(WHAT IS REQUIRED): Identify all lines in the data containing the string "JSON". Copy them out.

(EXERCISE MATERIAL):
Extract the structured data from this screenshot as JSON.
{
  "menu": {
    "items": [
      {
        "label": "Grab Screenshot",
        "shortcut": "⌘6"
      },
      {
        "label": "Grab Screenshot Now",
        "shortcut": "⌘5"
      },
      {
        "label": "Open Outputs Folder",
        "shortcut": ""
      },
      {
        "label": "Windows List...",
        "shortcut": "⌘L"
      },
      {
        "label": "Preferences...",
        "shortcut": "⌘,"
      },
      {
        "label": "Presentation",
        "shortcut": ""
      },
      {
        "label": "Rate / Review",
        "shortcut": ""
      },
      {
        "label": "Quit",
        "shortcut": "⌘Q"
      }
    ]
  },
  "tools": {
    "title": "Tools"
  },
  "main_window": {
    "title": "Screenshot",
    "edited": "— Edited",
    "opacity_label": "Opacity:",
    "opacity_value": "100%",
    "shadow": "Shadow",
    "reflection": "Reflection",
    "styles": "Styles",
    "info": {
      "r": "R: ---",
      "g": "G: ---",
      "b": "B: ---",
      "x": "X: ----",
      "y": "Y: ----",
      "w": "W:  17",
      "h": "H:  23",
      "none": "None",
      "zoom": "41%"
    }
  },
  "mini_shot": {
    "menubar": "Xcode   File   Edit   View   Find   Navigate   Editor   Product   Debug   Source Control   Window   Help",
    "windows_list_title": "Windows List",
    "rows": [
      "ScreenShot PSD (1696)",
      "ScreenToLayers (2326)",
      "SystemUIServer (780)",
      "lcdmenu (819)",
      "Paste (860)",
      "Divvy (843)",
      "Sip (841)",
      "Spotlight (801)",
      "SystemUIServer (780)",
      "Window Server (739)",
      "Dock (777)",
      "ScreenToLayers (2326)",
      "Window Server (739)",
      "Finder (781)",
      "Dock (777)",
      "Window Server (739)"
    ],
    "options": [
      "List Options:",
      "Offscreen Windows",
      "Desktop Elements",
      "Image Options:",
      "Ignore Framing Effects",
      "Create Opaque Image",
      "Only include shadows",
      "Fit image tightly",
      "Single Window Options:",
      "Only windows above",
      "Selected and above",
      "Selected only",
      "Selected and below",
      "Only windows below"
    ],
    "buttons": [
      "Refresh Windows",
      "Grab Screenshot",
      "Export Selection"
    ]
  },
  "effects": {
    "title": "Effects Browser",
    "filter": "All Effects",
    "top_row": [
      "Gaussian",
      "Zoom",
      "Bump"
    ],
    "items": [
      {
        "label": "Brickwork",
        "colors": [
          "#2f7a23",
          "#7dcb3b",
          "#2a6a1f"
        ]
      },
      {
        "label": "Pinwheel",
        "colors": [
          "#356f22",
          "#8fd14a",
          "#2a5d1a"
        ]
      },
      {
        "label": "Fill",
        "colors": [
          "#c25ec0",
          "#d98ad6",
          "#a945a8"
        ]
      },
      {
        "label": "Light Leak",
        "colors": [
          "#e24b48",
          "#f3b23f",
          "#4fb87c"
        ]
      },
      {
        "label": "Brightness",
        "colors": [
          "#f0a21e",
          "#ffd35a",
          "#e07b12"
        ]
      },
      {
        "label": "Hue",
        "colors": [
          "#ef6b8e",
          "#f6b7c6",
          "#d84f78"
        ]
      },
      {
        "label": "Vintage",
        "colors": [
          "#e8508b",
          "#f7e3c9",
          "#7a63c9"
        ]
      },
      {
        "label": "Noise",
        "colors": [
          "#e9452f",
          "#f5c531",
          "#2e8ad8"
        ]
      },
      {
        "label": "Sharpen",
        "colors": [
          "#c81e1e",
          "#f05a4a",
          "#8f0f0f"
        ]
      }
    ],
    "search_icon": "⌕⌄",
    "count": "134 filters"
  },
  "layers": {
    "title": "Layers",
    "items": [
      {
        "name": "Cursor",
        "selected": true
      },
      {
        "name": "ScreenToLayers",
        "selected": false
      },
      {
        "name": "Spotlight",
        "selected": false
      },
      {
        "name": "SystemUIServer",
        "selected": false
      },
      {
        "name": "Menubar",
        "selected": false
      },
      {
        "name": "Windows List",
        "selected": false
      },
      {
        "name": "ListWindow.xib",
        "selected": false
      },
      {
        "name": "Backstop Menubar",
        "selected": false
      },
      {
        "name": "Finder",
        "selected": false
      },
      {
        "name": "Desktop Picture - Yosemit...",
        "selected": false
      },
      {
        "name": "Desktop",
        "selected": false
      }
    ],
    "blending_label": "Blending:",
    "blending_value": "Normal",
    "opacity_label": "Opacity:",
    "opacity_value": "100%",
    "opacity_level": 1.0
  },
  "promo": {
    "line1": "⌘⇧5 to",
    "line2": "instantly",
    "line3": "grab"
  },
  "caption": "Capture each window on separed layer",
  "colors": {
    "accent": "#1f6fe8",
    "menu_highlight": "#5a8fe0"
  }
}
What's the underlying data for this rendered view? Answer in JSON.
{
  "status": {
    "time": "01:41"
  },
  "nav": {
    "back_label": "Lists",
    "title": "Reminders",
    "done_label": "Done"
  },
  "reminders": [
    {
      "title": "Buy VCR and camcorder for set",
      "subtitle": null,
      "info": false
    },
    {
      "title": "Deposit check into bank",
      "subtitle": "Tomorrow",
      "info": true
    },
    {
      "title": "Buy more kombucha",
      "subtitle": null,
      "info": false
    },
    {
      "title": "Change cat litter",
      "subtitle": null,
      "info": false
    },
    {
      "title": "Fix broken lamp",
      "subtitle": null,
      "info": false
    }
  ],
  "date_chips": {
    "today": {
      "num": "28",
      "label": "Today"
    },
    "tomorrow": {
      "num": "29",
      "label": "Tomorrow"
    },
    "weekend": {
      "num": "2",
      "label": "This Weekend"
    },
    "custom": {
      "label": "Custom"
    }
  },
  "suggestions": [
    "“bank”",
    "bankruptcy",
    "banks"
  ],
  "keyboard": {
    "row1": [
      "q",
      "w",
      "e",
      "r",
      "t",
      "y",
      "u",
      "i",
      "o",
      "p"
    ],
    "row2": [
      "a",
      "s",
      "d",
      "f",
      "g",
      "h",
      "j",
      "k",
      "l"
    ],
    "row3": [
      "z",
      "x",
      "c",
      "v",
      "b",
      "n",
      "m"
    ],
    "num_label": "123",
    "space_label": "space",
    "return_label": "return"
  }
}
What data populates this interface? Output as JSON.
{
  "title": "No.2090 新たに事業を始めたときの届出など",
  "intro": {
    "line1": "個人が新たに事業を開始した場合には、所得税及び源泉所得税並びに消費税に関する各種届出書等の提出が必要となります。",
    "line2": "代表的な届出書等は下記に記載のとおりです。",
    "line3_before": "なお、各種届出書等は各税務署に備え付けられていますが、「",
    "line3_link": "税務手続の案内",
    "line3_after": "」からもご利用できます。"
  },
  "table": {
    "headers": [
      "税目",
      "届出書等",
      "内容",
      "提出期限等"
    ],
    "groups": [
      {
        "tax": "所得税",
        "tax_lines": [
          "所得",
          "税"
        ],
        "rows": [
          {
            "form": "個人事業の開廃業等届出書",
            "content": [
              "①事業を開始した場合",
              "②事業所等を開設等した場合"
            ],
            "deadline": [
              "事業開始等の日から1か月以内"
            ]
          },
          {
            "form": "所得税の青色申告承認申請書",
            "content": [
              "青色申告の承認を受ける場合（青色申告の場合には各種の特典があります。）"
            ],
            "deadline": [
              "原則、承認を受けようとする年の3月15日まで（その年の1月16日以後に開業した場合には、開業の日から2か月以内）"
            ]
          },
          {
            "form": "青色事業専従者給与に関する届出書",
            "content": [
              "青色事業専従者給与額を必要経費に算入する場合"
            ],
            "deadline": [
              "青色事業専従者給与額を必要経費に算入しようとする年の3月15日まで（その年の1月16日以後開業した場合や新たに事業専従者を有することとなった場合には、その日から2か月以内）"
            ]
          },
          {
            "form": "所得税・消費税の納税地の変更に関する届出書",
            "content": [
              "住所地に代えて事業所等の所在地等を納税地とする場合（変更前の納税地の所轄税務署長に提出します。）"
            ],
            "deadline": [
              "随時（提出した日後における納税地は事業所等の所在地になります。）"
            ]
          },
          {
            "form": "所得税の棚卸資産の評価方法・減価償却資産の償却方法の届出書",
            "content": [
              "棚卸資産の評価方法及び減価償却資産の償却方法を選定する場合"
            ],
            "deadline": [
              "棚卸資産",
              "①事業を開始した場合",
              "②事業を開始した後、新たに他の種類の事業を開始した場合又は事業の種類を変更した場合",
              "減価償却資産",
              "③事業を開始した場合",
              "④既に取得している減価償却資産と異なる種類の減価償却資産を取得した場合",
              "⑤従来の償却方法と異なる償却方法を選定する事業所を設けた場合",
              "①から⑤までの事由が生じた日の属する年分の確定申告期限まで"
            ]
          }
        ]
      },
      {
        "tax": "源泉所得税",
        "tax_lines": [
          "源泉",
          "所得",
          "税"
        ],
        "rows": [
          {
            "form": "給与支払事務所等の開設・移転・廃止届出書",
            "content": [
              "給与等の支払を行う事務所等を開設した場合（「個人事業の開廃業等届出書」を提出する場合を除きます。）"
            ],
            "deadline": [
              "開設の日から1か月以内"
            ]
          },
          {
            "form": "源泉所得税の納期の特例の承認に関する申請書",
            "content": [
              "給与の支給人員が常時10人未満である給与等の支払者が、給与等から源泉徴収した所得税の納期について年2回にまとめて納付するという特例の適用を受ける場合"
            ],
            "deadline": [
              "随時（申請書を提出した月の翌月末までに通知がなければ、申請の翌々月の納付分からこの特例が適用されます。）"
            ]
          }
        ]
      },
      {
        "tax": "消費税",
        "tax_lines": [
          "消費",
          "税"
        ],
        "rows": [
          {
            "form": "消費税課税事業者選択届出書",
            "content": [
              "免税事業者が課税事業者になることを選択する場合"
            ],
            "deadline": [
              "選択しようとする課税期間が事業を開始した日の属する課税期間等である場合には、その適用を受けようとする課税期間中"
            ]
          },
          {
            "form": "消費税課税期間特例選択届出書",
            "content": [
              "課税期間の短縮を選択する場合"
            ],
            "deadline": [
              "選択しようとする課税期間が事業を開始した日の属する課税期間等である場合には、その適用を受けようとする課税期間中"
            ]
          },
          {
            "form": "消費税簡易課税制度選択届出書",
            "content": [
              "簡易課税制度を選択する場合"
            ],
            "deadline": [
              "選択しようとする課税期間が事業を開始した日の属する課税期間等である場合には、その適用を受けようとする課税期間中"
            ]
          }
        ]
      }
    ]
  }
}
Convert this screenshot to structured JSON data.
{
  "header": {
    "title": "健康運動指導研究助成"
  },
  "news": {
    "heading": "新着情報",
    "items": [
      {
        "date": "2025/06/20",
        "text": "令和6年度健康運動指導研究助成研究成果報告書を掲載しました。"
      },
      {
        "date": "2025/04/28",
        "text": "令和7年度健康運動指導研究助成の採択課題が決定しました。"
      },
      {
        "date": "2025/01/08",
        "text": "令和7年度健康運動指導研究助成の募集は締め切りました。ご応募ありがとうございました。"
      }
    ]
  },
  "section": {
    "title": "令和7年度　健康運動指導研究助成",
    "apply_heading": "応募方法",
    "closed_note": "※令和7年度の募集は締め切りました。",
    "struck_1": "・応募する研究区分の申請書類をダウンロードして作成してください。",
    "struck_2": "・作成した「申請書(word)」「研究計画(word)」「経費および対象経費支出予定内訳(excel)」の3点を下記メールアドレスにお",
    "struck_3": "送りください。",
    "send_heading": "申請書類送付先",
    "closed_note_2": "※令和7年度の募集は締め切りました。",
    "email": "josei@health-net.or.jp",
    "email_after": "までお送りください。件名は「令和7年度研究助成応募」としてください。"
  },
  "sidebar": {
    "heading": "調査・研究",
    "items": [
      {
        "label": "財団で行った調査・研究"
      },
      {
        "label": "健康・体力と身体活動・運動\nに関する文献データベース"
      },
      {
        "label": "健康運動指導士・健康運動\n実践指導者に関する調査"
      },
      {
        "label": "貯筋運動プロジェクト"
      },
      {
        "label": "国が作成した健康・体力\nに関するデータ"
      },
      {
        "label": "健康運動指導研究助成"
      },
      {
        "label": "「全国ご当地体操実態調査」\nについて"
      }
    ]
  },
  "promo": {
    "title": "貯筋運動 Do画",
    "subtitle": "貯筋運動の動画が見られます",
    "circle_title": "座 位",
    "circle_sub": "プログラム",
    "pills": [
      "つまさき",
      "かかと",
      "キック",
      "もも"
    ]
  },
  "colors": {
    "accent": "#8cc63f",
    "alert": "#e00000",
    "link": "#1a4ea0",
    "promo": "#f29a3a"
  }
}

(EXERCISE RESULT):
Extract the structured data from this screenshot as JSON.
What's the underlying data for this rendered view? Answer in JSON.
What data populates this interface? Output as JSON.
Convert this screenshot to structured JSON data.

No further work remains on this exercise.